Addressing Global Issues

We take a proactive approach to respecting human rights in every workplace of The Coca‑Cola Company, in our bottling system, in our supply chain and in the communities in which we operate. We use due diligence as a means to identify and prevent human rights risks to people in our business and value chain. Where we have identified adverse human rights impacts resulting from or caused by our business activities, we are committed to provide for or cooperate in, their fair and equitable remediation.

Between 2015 and 2017, we focused on identifying the most severe actual and potential impacts on human rights associated with our activities and business relationships – our salient human rights risks. We conducted workshops with participants from functions across four continents involving more than 180 experts. The risk ranking that resulted from these workshops was further discussed in a global stakeholder consultation process. As a result of this internal and external input, we identified the following 13 salient human rights issues associated with the Company`s activities and business relationships:

- Safety and health of all workers, security, right to life;

- Equality / nondiscrimination and related issues / risks;

- Child labor;

- Forced migrant labor / forced labor of seasonal workers;

- Freedom of association;

- Access to water, environmental pollution, wastewater;

- Working hours;

- Healthy lifestyles;

- Land rights;

- Product safety / quality;

- Rights linked to sponsorships;

- Right to privacy; and

- Linkage to corruption / anti-bribery risks through value chain.

The Coca‑Cola Company's Human Rights Report provides a comprehensive view on how we address these issues.

The Coca‑Cola Company has also committed to conduct 28 third-party due diligence studies by 2020, focused on child labor, forced labor and land rights related to our sugar supply chain. These country studies focus on sugar because it is one of the biggest commodities we source. Please find links to these studies below and learn about the methodology here. More information on the sugar studies and our follow up is included in our human rights report and in this summary report on lessons learned to date.


Country Studies

Click here to view the studies completed for each country.

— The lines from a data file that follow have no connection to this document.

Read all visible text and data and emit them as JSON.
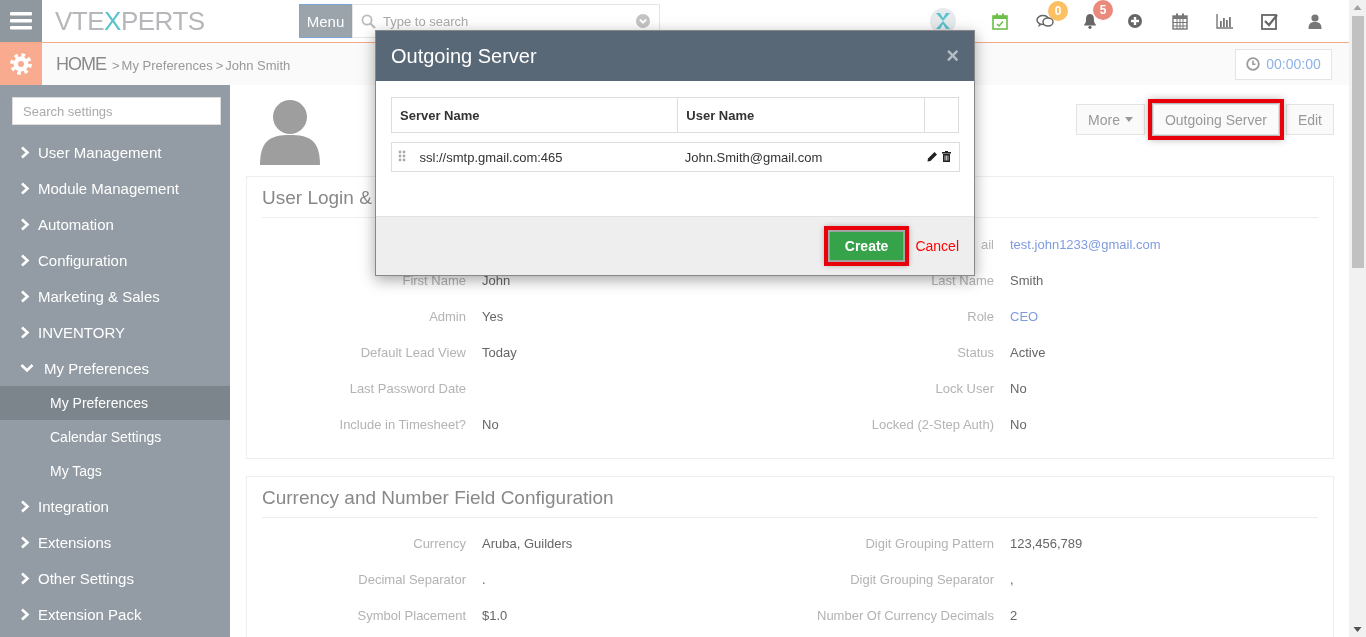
{
  "header": {
    "logo": {
      "lead": "VTE",
      "accent": "X",
      "tail": "PERTS"
    },
    "menu_button": "Menu",
    "search": {
      "placeholder": "Type to search"
    },
    "icons": [
      {
        "kind": "brand"
      },
      {
        "kind": "calendar-check"
      },
      {
        "kind": "chat",
        "badge": "0",
        "color": "#fcbf62"
      },
      {
        "kind": "bell",
        "badge": "5",
        "color": "#ea8a7c"
      },
      {
        "kind": "plus"
      },
      {
        "kind": "calendar"
      },
      {
        "kind": "chart"
      },
      {
        "kind": "checkbox"
      },
      {
        "kind": "user"
      }
    ]
  },
  "breadcrumb": {
    "home": "HOME",
    "items": [
      {
        "sep": ">",
        "label": "My Preferences"
      },
      {
        "sep": ">",
        "label": "John Smith"
      }
    ]
  },
  "timer": "00:00:00",
  "sidebar": {
    "search": {
      "placeholder": "Search settings"
    },
    "items": [
      {
        "label": "User Management",
        "expanded": false
      },
      {
        "label": "Module Management",
        "expanded": false
      },
      {
        "label": "Automation",
        "expanded": false
      },
      {
        "label": "Configuration",
        "expanded": false
      },
      {
        "label": "Marketing & Sales",
        "expanded": false
      },
      {
        "label": "INVENTORY",
        "expanded": false
      },
      {
        "label": "My Preferences",
        "expanded": true,
        "children": [
          {
            "label": "My Preferences",
            "selected": true
          },
          {
            "label": "Calendar Settings",
            "selected": false
          },
          {
            "label": "My Tags",
            "selected": false
          }
        ]
      },
      {
        "label": "Integration",
        "expanded": false
      },
      {
        "label": "Extensions",
        "expanded": false
      },
      {
        "label": "Other Settings",
        "expanded": false
      },
      {
        "label": "Extension Pack",
        "expanded": false
      }
    ]
  },
  "actions": [
    {
      "label": "More",
      "kind": "dropdown",
      "highlighted": false
    },
    {
      "label": "Outgoing Server",
      "kind": "button",
      "highlighted": true
    },
    {
      "label": "Edit",
      "kind": "button",
      "highlighted": false
    }
  ],
  "sections": [
    {
      "title": "User Login &",
      "rows": [
        {
          "right": {
            "label": "ail",
            "value": "test.john1233@gmail.com",
            "link": true
          }
        },
        {
          "left": {
            "label": "First Name",
            "value": "John",
            "link": false
          },
          "right": {
            "label": "Last Name",
            "value": "Smith",
            "link": false
          }
        },
        {
          "left": {
            "label": "Admin",
            "value": "Yes",
            "link": false
          },
          "right": {
            "label": "Role",
            "value": "CEO",
            "link": true
          }
        },
        {
          "left": {
            "label": "Default Lead View",
            "value": "Today",
            "link": false
          },
          "right": {
            "label": "Status",
            "value": "Active",
            "link": false
          }
        },
        {
          "left": {
            "label": "Last Password Date"
          },
          "right": {
            "label": "Lock User",
            "value": "No",
            "link": false
          }
        },
        {
          "left": {
            "label": "Include in Timesheet?",
            "value": "No",
            "link": false
          },
          "right": {
            "label": "Locked (2-Step Auth)",
            "value": "No",
            "link": false
          }
        }
      ]
    },
    {
      "title": "Currency and Number Field Configuration",
      "rows": [
        {
          "left": {
            "label": "Currency",
            "value": "Aruba, Guilders",
            "link": false
          },
          "right": {
            "label": "Digit Grouping Pattern",
            "value": "123,456,789",
            "link": false
          }
        },
        {
          "left": {
            "label": "Decimal Separator",
            "value": ".",
            "link": false
          },
          "right": {
            "label": "Digit Grouping Separator",
            "value": ",",
            "link": false
          }
        },
        {
          "left": {
            "label": "Symbol Placement",
            "value": "$1.0",
            "link": false
          },
          "right": {
            "label": "Number Of Currency Decimals",
            "value": "2",
            "link": false
          }
        }
      ]
    }
  ],
  "modal": {
    "title": "Outgoing Server",
    "close": "×",
    "table": {
      "columns": [
        "Server Name",
        "User Name"
      ],
      "rows": [
        {
          "server": "ssl://smtp.gmail.com:465",
          "user": "John.Smith@gmail.com"
        }
      ]
    },
    "buttons": [
      {
        "label": "Create",
        "kind": "primary",
        "highlighted": true
      },
      {
        "label": "Cancel",
        "kind": "link",
        "highlighted": false
      }
    ]
  }
}
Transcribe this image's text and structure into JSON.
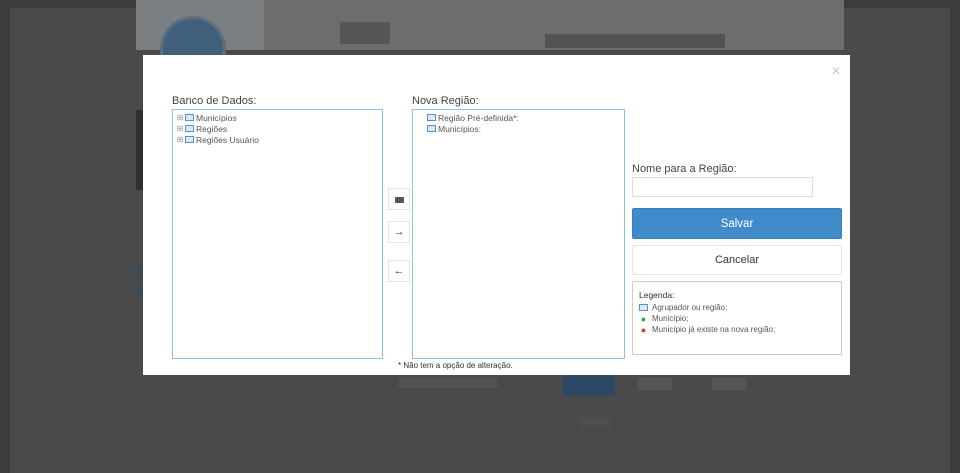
{
  "modal": {
    "close_label": "×",
    "database_panel": {
      "label": "Banco de Dados:",
      "items": [
        {
          "expander": "⊞",
          "label": "Municípios"
        },
        {
          "expander": "⊞",
          "label": "Regiões"
        },
        {
          "expander": "⊞",
          "label": "Regiões Usuário"
        }
      ]
    },
    "new_region_panel": {
      "label": "Nova Região:",
      "items": [
        {
          "label": "Região Pré-definida*:"
        },
        {
          "label": "Municípios:"
        }
      ]
    },
    "transfer_buttons": {
      "add_group": "",
      "add": "→",
      "remove": "←"
    },
    "note": "* Não tem a opção de alteração.",
    "name_label": "Nome para a Região:",
    "name_value": "",
    "save_label": "Salvar",
    "cancel_label": "Cancelar",
    "legend": {
      "title": "Legenda:",
      "items": [
        {
          "icon": "folder-icon",
          "label": "Agrupador ou região;"
        },
        {
          "icon": "pin-green-icon",
          "color": "#3aa335",
          "label": "Município;"
        },
        {
          "icon": "pin-red-icon",
          "color": "#d9342b",
          "label": "Município já existe na nova região;"
        }
      ]
    }
  },
  "colors": {
    "primary": "#428bca",
    "tree_border": "#8fc3e0",
    "overlay": "#3c3c3c"
  }
}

When we identify that we have caused or contributed to adverse human rights impacts, we are committed to providing for or cooperating in remediation. There are various channels through which individuals, groups and communities can raise grievances. At the global level, trade unions and civil society may raise concerns about adverse human rights impacts through our ongoing dialogue with a wide variety of stakeholders. At a regional level, our Business Units around the world proactively engage with local communities where they conduct business. Any serious issue, that cannot be addressed locally, may be escalated to the global level, where a cross-functional team will investigate the issue.

In addition, we undertake regular audits of our Company-owned facilities, independent bottlers, and direct, authorized suppliers. When an audit identifies any non-compliances, a corrective action plan is established to have these issues addressed within an agreed time frame. The corrective action is tracked and may require a re-audit to determine if the improvement has occurred. We also expect our suppliers and bottlers to provide workers with a mechanism to express grievances without fear of reprisal and ensure concerns are appropriately addressed in a timely manner. Employees of The Coca‑Cola Company are encouraged to report grievances through the EthicsLine, a global web and telephone information and reporting service. Telephone calls are toll-free, and the EthicsLine is open 24 hours a day, seven days a week, with translators available. For systemic issues, such as human rights risks linked to mega-sporting events, we collaborate with other like-minded organizations and companies to prevent, mitigate and remedy adverse human rights impacts.